What to Expect
When your son or daughter begins the journey that is college, he or she won't
be the only one dealing with a wide range of emotions. Anticipation, anxiety,
confusion and hope are all common feelings for parents, as well as students.
Your student will experience growing independence, knowledge in new areas and
meet new people. But what does this mean to you as a parent? With a few simple
reminders and an awareness of the changing situation, your child's college
experience can be a positive situation for you as well.
- Because of the Family Educational Rights and Privacy Act (FERPA), your
child must sign a release form to give you access to grades, financial aid

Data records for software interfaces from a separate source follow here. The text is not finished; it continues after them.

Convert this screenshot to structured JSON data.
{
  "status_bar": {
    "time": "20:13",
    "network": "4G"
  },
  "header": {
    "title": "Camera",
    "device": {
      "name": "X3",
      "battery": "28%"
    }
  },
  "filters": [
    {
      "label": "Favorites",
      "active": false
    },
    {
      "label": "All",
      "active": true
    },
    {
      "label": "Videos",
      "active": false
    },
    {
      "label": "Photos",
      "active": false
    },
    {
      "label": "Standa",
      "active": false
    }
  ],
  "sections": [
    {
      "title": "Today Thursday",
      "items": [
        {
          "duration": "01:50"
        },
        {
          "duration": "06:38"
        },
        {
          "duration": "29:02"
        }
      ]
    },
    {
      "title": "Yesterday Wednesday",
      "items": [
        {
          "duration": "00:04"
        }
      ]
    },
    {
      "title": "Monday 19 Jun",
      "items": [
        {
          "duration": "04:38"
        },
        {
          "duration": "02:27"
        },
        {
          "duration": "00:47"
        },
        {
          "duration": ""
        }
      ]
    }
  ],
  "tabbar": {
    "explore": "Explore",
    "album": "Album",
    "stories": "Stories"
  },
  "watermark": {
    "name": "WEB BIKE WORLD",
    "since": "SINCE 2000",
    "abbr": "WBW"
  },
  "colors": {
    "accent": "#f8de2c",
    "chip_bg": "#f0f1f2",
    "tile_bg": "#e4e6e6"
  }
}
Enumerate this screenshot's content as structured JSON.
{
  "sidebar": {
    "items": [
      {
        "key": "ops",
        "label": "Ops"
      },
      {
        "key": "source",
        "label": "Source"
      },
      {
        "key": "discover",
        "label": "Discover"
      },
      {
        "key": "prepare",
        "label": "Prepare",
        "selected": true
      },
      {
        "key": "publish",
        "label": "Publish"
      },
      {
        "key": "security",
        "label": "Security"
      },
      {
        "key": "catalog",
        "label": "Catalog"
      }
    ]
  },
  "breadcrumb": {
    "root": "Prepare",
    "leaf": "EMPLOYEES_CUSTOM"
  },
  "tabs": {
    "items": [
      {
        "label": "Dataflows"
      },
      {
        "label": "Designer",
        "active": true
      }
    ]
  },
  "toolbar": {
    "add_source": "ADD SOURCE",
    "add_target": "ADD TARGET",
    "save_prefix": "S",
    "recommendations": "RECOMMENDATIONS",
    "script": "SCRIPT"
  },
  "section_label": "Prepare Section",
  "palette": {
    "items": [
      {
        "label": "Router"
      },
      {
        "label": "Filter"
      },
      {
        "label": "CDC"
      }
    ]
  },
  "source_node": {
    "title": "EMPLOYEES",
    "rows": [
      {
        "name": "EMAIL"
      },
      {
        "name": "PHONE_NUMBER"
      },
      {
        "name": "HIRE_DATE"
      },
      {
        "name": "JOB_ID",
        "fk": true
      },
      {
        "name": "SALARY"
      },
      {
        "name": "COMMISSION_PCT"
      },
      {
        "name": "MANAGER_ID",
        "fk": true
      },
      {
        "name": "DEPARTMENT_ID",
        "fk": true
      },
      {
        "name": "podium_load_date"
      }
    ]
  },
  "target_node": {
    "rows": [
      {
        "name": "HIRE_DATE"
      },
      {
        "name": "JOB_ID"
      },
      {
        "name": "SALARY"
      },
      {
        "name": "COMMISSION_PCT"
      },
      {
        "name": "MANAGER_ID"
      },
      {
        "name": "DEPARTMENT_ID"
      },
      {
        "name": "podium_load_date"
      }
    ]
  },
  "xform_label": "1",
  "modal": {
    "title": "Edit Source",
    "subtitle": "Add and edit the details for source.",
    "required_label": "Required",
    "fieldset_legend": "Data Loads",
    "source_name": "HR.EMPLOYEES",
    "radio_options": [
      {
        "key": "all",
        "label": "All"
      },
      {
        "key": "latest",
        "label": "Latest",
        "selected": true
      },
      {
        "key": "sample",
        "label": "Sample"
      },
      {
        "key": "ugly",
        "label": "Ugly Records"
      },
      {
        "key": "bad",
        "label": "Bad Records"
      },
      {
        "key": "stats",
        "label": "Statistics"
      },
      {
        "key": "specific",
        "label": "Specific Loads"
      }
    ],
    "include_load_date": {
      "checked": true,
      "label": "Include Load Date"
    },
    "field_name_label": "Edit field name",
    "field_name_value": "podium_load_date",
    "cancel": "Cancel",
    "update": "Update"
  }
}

documents and other education-related records.
- While e-mail and cell phones are great ways to keep in touch with your
child, don't forget about "snail mail." Your student will love
receiving cards and packages from home.
- Not knowing how to be helpful to your student can be a frustrating
experience for parents. Experts advise a parent's best role is to provide a
steady, supportive home base while recognizing there will be ups and downs
in the students' needs and expectations. Try to follow up the leads of the
students and encourage them to work through a problem with you acting as a
coach. Help them balance their new responsibilities and let them know you
respect their right to make decisions.
- Remind yourself to notice and appreciate their new skills they learn.
Students often want their families to recognize their progress toward
- Most parents have a high investment in their student's decisions.
Problems arise, however, when parents are more invested than students. It
can be hard to decrease the involvement in a student's decisions out of fear
that the student won't assume responsibility. The irony is that students
often don't accept the task of being responsible until parents step back.
The fear that the student is not accepting responsibility makes most parents
lose sleep. There is, however, no need to become disinterested or
frustrated. Consider providing a concerned voice and remind yourself that
you are helping by working with your student on developing his or her own
decision making skills.
- Academic standards in college are much higher than in high school.
Students used to receiving high grades in high school may be disheartened by
lower marks in college. This is the time when they will need to discover how
they should be studying and motivate themselves to do so. Finding support to
deal with these challenges can also be important. Parents can remind
students to ask questions in class and to take advantage of available
resources. Parents and family members can also provide the support students
It would be nearly impossible to describe all of the situations that could be
encountered by both student and parents throughout a college career. Yet, with
understanding and support parents can ensure that your child's college time is
beneficial for all.
Adapted from the University of Delaware and the University of Alabama in